A company voluntary arrangement (CVA) is a tool for businesses with solvency issues who wish to restructure and avoid the likely alternative of administration. Its purpose is to provide a recovery solution to provide a better outcome for its creditors.
It is a legally binding agreement between the business and its creditors that details how repayments of company debt should be formulated to provide a better outcome to creditors when versus the alternative option of administration. Typically, creditors would be parties such as landlords, trade creditors, or a bank to whom the business holds a loan with; however, in the case of Wellesley Finance Limited, this also includes its investors who are regarded as unsecured investors.
In order to ensure it delivers the best outcome for its investors, Wellesley has engaged specialist restructuring advisors from Duff & Phelps and Shoosmiths who have provided professional advice. Following this advice, the CVA Proposal has been drafted and sets out full details of how the business plans to restructure and recapitalise. This includes a detailed review of the financial outcome to creditors in the event of administration via an estimated outcome statement analysis exercise. As Wellesley has offered a variety of investment offerings each with unique terms, the estimated returns across each product are varied.

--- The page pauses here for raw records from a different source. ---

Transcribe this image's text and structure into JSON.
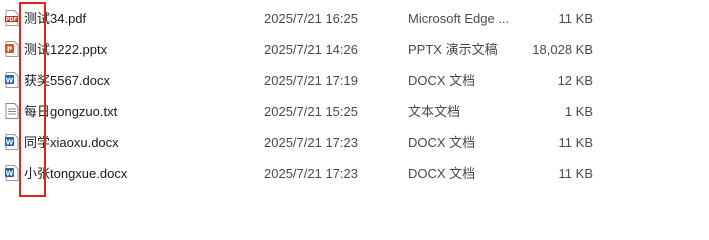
{
  "files": [
    {
      "icon": "pdf-file-icon",
      "name": "测试34.pdf",
      "date": "2025/7/21 16:25",
      "type": "Microsoft Edge ...",
      "size": "11 KB"
    },
    {
      "icon": "pptx-file-icon",
      "name": "测试1222.pptx",
      "date": "2025/7/21 14:26",
      "type": "PPTX 演示文稿",
      "size": "18,028 KB"
    },
    {
      "icon": "docx-file-icon",
      "name": "获奖5567.docx",
      "date": "2025/7/21 17:19",
      "type": "DOCX 文档",
      "size": "12 KB"
    },
    {
      "icon": "txt-file-icon",
      "name": "每日gongzuo.txt",
      "date": "2025/7/21 15:25",
      "type": "文本文档",
      "size": "1 KB"
    },
    {
      "icon": "docx-file-icon",
      "name": "同学xiaoxu.docx",
      "date": "2025/7/21 17:23",
      "type": "DOCX 文档",
      "size": "11 KB"
    },
    {
      "icon": "docx-file-icon",
      "name": "小张tongxue.docx",
      "date": "2025/7/21 17:23",
      "type": "DOCX 文档",
      "size": "11 KB"
    }
  ],
  "colors": {
    "pdf": "#e02020",
    "pptx": "#d9532c",
    "docx": "#2b5faa",
    "txt": "#8a8a8a",
    "highlight": "#e2231a"
  }
}
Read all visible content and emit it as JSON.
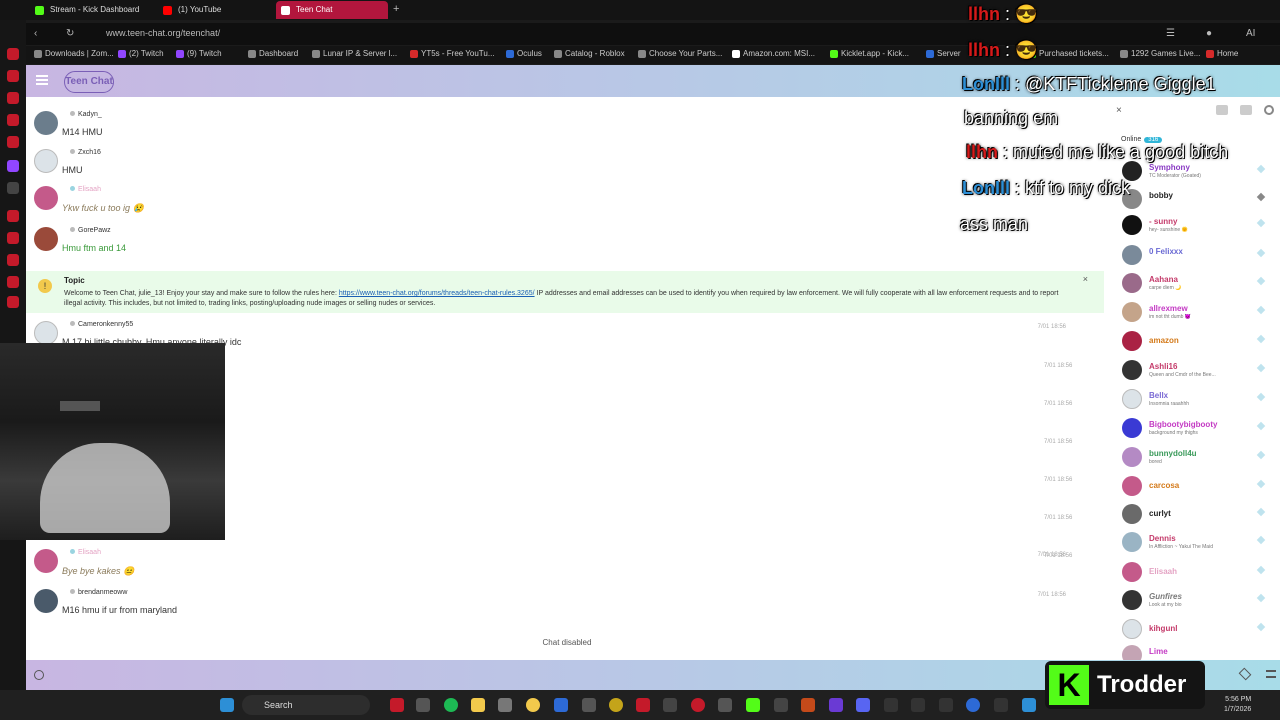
{
  "browser": {
    "tabs": [
      {
        "label": "Stream - Kick Dashboard",
        "color": "#53fc18"
      },
      {
        "label": "(1) YouTube",
        "color": "#ff0000"
      },
      {
        "label": "Teen Chat",
        "color": "#ffffff"
      }
    ],
    "new_tab": "+",
    "url": "www.teen-chat.org/teenchat/",
    "bookmarks": [
      "Downloads | Zom...",
      "(2) Twitch",
      "(9) Twitch",
      "Dashboard",
      "Lunar IP & Server l...",
      "YT5s - Free YouTu...",
      "Oculus",
      "Catalog - Roblox",
      "Choose Your Parts...",
      "Amazon.com: MSI...",
      "Kicklet.app - Kick...",
      "Server",
      "Purchased tickets...",
      "1292 Games Live...",
      "Home"
    ]
  },
  "app": {
    "logo": "Teen Chat"
  },
  "chat": {
    "messages": [
      {
        "user": "Kadyn_",
        "text": "M14 HMU",
        "time": "",
        "avatar_color": "#6b7d8c",
        "text_color": "#333333"
      },
      {
        "user": "Zxch16",
        "text": "HMU",
        "time": "",
        "avatar_color": "#dce3e8",
        "text_color": "#333333"
      },
      {
        "user": "Elisaah",
        "text": "Ykw fuck u too ig 😢",
        "time": "",
        "avatar_color": "#c45a8a",
        "text_color": "#8a7a5a"
      },
      {
        "user": "GorePawz",
        "text": "Hmu ftm and 14",
        "time": "",
        "avatar_color": "#9a4a3a",
        "text_color": "#3a9a3a"
      }
    ],
    "topic": {
      "title": "Topic",
      "text_before": "Welcome to Teen Chat, julie_13! Enjoy your stay and make sure to follow the rules here: ",
      "link": "https://www.teen-chat.org/forums/threads/teen-chat-rules.3265/",
      "text_after": " IP addresses and email addresses can be used to identify you when required by law enforcement. We will fully cooperate with all law enforcement requests and to report illegal activity. This includes, but not limited to, trading links, posting/uploading nude images or selling nudes or services.",
      "close": "×"
    },
    "late_messages": [
      {
        "user": "Cameronkenny55",
        "text": "M 17 bi little chubby. Hmu anyone literally idc",
        "time": "7/01 18:56",
        "avatar_color": "#dce3e8",
        "text_color": "#333333"
      },
      {
        "user": "Elisaah",
        "text": "Bye bye kakes 😐",
        "time": "7/01 18:56",
        "avatar_color": "#c45a8a",
        "text_color": "#8a7a5a"
      },
      {
        "user": "brendanmeoww",
        "text": "M16 hmu if ur from maryland",
        "time": "7/01 18:56",
        "avatar_color": "#4a5a6a",
        "text_color": "#333333"
      }
    ],
    "extra_times": [
      "7/01 18:56",
      "7/01 18:56",
      "7/01 18:56",
      "7/01 18:56",
      "7/01 18:56",
      "7/01 18:56"
    ],
    "disabled_notice": "Chat disabled"
  },
  "members": {
    "close": "×",
    "online_label": "Online",
    "online_count": "316",
    "list": [
      {
        "name": "Symphony",
        "status": "TC Moderator (Goated)",
        "color": "#8a3ac4",
        "avatar": "#222222"
      },
      {
        "name": "bobby",
        "status": "",
        "color": "#222222",
        "avatar": "#888888"
      },
      {
        "name": "- sunny",
        "status": "hey- sunshine 🌞",
        "color": "#c43a6a",
        "avatar": "#111111"
      },
      {
        "name": "0 Felixxx",
        "status": "",
        "color": "#6a6ad4",
        "avatar": "#7a8a9a"
      },
      {
        "name": "Aahana",
        "status": "carpe diem 🌙",
        "color": "#c43a6a",
        "avatar": "#9a6a8a"
      },
      {
        "name": "allrexmew",
        "status": "im not tht dumb 😈",
        "color": "#c43ac4",
        "avatar": "#c4a48a"
      },
      {
        "name": "amazon",
        "status": "",
        "color": "#d47a1a",
        "avatar": "#aa2244"
      },
      {
        "name": "Ashli16",
        "status": "Queen and Cmdr of the Bee...",
        "color": "#c43a6a",
        "avatar": "#333333"
      },
      {
        "name": "Bellx",
        "status": "Insomnia raaahhh",
        "color": "#7a6ad4",
        "avatar": "#dce3e8"
      },
      {
        "name": "Bigbootybigbooty",
        "status": "background my thighs",
        "color": "#c43ac4",
        "avatar": "#3a3ad4"
      },
      {
        "name": "bunnydoll4u",
        "status": "bored",
        "color": "#3a9a5a",
        "avatar": "#b48ac4"
      },
      {
        "name": "carcosa",
        "status": "",
        "color": "#d47a1a",
        "avatar": "#c45a8a"
      },
      {
        "name": "curlyt",
        "status": "",
        "color": "#222222",
        "avatar": "#6a6a6a"
      },
      {
        "name": "Dennis",
        "status": "In Affliction ~ Yakui The Maid",
        "color": "#c43a6a",
        "avatar": "#9ab4c4"
      },
      {
        "name": "Elisaah",
        "status": "",
        "color": "#e4a4c4",
        "avatar": "#c45a8a"
      },
      {
        "name": "Gunfires",
        "status": "Look at my bio",
        "color": "#7a7a7a",
        "avatar": "#333333"
      },
      {
        "name": "kihgunl",
        "status": "",
        "color": "#c43a6a",
        "avatar": "#dce3e8"
      },
      {
        "name": "Lime",
        "status": "",
        "color": "#c43ac4",
        "avatar": "#c4a4b4"
      }
    ]
  },
  "taskbar": {
    "search": "Search",
    "time": "5:56 PM",
    "date": "1/7/2026"
  },
  "stream_overlay": {
    "lines": [
      {
        "name": "llhn",
        "text": ": 😎",
        "name_color": "#d51a1a"
      },
      {
        "name": "llhn",
        "text": ": 😎",
        "name_color": "#d51a1a"
      },
      {
        "name": "LonIll",
        "text": ": @KTFTickleme Giggle1",
        "name_color": "#2d8fd6"
      },
      {
        "name": "",
        "text": "banning em",
        "name_color": ""
      },
      {
        "name": "llhn",
        "text": ": muted me like a good bitch",
        "name_color": "#d51a1a"
      },
      {
        "name": "LonIll",
        "text": ": ktf to my dick",
        "name_color": "#2d8fd6"
      },
      {
        "name": "",
        "text": "ass man",
        "name_color": ""
      }
    ],
    "logo_letter": "K",
    "streamer": "Trodder"
  }
}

Full details regarding this are available within the CVA Proposal.
Thank you to all loyal investors who have supported Wellesley over the years. As plans to deliver a resolution progress, providing an improved outcome for investors will continue to remain a top priority.
Duff & Phelps

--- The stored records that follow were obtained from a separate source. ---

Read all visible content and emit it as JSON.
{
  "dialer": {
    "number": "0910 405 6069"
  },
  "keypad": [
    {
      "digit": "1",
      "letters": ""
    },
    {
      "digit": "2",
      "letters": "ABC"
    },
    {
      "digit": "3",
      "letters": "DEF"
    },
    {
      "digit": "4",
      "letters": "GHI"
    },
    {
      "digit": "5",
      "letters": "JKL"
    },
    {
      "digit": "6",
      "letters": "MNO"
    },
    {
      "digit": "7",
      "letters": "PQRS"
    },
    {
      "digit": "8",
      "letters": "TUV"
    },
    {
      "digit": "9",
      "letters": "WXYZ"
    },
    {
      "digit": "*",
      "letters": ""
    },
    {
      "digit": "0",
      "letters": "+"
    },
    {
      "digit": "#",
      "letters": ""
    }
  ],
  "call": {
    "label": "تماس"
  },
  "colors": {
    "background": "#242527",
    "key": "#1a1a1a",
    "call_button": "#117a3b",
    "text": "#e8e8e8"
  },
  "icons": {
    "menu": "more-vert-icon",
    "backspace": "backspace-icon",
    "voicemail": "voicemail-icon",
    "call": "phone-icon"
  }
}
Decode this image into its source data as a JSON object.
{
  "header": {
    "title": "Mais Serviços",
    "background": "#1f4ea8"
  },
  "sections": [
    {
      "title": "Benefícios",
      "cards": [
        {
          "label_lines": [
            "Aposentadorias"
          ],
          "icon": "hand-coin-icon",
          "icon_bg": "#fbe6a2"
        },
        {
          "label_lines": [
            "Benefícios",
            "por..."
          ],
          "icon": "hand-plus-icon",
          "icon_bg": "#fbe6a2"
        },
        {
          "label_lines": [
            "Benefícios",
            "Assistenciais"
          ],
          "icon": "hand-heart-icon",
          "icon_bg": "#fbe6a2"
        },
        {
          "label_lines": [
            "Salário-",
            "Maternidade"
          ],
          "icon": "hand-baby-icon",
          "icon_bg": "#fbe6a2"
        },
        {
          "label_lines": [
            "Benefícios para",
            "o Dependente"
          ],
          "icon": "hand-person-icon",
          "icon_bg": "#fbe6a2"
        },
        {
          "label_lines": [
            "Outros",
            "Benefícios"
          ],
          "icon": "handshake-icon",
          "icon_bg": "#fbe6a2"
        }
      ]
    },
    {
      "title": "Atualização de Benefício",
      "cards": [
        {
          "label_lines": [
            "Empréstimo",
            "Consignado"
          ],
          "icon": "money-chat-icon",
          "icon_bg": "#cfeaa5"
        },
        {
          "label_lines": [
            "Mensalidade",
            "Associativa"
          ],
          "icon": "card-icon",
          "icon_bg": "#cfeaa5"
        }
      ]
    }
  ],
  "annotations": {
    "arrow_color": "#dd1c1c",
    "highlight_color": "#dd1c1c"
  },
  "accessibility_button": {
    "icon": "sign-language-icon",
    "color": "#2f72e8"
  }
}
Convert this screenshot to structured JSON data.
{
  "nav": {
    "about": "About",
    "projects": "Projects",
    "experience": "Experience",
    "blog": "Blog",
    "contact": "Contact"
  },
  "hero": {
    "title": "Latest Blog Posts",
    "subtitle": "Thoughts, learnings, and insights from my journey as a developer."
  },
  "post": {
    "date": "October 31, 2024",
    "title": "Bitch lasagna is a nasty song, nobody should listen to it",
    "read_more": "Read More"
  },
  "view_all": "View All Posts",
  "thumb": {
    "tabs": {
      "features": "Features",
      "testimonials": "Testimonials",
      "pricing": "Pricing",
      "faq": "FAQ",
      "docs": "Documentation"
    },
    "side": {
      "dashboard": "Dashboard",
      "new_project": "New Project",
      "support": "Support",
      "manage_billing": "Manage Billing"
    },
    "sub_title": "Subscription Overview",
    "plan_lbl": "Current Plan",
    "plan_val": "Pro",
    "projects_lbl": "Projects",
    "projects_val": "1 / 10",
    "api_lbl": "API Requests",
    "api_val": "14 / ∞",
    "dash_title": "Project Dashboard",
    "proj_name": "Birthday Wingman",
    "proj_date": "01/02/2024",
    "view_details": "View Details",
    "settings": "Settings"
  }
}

Duff & Phelps is global professional services advisory firm and an industry-leader of governance, risk and transparency solutions. Duff & Phelps and in particular their restructuring advisory and regulatory consulting practice groups were appointed to give Wellesley professional advice throughout the resolution and support the delivery of a better outcome for all creditors and customers.

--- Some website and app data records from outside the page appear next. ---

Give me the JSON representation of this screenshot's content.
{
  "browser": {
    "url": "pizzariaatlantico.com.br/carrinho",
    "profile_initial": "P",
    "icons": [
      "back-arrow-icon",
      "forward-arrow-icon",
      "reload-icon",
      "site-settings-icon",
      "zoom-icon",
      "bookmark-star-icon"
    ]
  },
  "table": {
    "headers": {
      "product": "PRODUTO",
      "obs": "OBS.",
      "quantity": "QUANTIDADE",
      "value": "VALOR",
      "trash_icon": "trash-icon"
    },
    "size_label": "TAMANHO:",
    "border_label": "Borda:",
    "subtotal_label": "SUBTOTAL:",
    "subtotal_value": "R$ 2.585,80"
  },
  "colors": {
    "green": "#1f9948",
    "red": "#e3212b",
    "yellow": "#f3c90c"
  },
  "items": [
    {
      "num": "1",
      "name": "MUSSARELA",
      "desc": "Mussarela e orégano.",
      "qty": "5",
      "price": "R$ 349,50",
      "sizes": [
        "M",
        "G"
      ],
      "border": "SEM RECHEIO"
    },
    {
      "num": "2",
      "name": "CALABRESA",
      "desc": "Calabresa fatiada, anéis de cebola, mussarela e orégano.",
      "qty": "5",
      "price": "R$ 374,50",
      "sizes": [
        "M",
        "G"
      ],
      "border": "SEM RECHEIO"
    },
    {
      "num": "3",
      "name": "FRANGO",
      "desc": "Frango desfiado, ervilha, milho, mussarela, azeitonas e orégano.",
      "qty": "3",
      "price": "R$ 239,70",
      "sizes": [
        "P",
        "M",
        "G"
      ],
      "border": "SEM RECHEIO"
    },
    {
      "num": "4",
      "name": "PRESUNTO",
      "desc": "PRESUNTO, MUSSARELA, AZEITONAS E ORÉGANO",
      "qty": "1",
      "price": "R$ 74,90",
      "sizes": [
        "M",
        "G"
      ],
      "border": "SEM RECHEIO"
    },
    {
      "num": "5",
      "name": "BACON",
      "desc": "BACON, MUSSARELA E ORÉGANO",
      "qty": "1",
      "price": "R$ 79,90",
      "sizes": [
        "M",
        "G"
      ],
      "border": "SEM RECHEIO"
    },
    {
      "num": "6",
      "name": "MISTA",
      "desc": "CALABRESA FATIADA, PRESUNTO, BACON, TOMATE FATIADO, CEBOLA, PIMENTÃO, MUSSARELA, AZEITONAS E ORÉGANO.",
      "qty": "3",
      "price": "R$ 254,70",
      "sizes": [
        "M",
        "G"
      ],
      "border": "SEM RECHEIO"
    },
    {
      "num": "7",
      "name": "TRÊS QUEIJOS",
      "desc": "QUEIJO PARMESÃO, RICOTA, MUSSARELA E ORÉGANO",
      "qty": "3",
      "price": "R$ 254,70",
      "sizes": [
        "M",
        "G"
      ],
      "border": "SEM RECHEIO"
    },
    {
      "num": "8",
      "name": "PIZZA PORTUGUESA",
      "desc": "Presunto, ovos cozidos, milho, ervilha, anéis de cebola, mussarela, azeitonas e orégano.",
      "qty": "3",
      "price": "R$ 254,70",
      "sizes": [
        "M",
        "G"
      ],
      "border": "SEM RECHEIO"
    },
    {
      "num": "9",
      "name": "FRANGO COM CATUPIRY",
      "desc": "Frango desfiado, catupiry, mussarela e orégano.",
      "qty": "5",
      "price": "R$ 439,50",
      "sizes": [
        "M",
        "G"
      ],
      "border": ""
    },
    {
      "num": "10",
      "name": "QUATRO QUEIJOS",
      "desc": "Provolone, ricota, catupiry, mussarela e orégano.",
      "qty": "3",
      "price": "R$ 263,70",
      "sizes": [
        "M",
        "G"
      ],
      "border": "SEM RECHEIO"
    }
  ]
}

As licensed insolvency practitioners, two Managing Directors from Duff & Phelps were appointed to act as Nominee and to provide a report in relation to the CVA Proposal as to whether in their independent view, the CVA has a reasonable prospect of being approved and implemented. Following a clear majority vote in favour of the CVA by the creditors of Wellesley Finance, the CVA was duly approved and the Supervisor (formerly the Nominee) filed their Chairman’s report at Court. The Supervisor will continue to monitor the implementation of the CVA by Wellesley Finance.
Shoosmiths is a major UK law firm.
Wellesley has appointed their corporate restructuring & advisory team who specialise in insolvency.
They are appointed to give legal advice to guide Wellesley throughout the CVA process and support the delivery of a better outcome for all creditors and customers.
Your capital is at risk and interest payments are not guaranteed. Investment in any Wellesley products are not covered by the Financial Services Compensation Scheme (FSCS).
Wellesley is the singular name for the following collective of companies, Wellesley Group Limited (09811856), Wellesley & Co Limited (07981279) and Wellesley Finance Limited (08331511). Wellesley Secured Finance Plc was established as a special purpose vehicle for the sole purpose of issuing asset backed securities and is not part of Wellesley Group.
Resolution Compliance Limited (FRN 574048). and Wellesley & Co Limited (FRN 631197) are authorised and regulated by the Financial Conduct Authority (FCA). Wellesley Secured Finance Plc and Wellesley Finance Limited are not authorised or regulated by the FCA.
Wellesley & Co Limited and Wellesley Finance Limited are registered in England and Wales and their registered office and trading address is at St Albans House, 57/59 Haymarket, London SW1Y 4QX. The registered address for Wellesley Secured Finance Plc is at 1 Bartholomew Lane, London, EC2N 2AX.
Resolution Compliance Limited (No. 07895493) is a limited company registered in England & Wales with registered office at 2nd Floor, 4 St Paul’s Churchyard, London, EC4M 8AY, United Kingdom.